(Data to process Opens)
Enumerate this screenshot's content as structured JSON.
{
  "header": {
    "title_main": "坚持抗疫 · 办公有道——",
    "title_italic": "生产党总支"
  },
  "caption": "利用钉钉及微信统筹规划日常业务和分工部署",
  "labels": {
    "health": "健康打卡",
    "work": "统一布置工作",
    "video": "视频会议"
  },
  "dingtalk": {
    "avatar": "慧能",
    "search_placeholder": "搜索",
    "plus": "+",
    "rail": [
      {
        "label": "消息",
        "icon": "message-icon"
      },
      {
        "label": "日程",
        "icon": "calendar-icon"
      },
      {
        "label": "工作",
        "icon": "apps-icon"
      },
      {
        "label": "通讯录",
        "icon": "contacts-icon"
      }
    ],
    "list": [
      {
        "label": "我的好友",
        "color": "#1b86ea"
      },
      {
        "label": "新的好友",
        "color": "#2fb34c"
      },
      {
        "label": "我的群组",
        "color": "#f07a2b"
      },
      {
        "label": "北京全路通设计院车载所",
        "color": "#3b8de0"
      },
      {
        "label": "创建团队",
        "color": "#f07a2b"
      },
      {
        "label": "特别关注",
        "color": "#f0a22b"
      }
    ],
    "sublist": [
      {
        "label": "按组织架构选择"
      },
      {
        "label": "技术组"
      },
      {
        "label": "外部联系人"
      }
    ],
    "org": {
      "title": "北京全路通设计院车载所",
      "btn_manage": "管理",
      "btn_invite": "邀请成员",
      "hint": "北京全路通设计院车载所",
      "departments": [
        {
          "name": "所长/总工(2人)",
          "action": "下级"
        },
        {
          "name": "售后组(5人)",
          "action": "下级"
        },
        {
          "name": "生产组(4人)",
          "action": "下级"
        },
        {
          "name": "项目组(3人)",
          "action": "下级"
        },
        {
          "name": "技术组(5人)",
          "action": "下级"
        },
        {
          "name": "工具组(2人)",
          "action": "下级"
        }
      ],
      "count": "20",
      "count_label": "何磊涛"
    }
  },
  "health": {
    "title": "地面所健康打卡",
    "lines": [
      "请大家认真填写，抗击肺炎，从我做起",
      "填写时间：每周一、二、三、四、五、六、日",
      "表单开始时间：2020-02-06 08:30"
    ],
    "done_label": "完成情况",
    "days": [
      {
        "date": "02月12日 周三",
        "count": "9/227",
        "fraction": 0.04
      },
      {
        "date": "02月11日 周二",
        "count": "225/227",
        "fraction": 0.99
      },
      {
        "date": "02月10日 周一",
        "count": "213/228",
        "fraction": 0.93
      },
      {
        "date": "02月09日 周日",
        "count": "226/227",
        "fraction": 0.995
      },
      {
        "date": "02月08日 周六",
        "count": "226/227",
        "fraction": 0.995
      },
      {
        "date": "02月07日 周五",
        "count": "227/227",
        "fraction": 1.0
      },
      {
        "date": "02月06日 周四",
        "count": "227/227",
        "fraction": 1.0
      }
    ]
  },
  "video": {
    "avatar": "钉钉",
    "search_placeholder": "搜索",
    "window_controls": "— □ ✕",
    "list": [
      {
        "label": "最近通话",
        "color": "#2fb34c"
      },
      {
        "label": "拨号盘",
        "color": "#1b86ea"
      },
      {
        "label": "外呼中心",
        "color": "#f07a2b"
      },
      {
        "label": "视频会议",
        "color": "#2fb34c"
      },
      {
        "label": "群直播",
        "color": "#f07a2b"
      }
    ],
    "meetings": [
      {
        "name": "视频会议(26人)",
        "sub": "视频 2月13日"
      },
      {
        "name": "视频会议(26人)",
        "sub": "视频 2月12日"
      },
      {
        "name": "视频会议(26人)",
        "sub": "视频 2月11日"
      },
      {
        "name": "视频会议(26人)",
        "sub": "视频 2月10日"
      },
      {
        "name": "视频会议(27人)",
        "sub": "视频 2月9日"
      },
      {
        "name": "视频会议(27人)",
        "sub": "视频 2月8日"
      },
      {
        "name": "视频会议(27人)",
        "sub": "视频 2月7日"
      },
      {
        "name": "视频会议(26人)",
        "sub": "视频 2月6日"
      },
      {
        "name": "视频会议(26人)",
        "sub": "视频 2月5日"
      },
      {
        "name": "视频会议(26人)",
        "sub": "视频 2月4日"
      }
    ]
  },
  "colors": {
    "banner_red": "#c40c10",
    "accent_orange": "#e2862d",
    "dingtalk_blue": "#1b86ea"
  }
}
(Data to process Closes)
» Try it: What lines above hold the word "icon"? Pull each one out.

» Result below:
        "icon": "message-icon"
        "icon": "calendar-icon"
        "icon": "apps-icon"
        "icon": "contacts-icon"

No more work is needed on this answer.